╭─ Listed records
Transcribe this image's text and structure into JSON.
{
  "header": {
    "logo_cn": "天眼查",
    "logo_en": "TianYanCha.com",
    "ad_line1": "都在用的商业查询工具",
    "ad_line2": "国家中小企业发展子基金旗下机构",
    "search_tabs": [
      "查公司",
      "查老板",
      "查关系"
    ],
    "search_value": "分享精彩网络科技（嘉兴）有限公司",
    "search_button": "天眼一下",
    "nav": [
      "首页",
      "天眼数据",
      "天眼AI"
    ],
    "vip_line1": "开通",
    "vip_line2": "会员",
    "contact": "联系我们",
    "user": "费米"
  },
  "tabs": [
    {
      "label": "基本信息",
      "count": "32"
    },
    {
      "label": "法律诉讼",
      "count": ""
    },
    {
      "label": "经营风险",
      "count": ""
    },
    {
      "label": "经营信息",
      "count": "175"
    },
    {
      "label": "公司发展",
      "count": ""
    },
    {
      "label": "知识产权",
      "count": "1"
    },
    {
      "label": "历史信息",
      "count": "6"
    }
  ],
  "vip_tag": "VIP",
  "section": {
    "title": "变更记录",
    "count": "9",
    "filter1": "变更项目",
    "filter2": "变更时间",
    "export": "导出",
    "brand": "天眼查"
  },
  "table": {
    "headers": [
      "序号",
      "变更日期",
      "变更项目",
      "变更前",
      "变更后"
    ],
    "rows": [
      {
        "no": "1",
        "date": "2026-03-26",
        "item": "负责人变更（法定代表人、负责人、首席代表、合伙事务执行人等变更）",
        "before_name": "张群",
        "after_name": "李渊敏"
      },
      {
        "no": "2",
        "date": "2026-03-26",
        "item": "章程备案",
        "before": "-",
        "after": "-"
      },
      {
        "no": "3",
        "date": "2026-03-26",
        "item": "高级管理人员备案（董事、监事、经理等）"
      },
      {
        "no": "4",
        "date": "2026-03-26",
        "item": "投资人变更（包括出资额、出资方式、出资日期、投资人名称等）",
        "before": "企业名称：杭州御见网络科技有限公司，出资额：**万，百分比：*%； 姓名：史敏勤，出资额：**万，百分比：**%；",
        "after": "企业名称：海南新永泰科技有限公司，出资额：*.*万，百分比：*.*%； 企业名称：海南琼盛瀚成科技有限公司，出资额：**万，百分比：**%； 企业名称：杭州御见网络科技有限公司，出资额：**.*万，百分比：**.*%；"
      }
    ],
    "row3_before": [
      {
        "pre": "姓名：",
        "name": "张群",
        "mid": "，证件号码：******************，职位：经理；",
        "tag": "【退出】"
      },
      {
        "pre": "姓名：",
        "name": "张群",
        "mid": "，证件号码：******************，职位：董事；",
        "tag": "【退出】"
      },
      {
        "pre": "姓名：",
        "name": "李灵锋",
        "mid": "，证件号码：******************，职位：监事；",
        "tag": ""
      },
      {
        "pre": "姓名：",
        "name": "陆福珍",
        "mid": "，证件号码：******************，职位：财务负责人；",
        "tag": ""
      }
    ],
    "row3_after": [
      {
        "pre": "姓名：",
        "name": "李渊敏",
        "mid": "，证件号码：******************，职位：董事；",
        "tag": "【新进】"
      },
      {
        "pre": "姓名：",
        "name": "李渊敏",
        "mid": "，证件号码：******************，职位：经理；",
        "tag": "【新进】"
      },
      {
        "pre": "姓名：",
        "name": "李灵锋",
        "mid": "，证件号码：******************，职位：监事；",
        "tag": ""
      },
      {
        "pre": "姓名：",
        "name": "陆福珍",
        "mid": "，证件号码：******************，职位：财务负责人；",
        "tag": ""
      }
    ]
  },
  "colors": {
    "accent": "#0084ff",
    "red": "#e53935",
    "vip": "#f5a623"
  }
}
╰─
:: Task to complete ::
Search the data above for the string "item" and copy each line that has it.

:: Answer section ::
        "item": "负责人变更（法定代表人、负责人、首席代表、合伙事务执行人等变更）",
        "item": "章程备案",
        "item": "高级管理人员备案（董事、监事、经理等）"
        "item": "投资人变更（包括出资额、出资方式、出资日期、投资人名称等）",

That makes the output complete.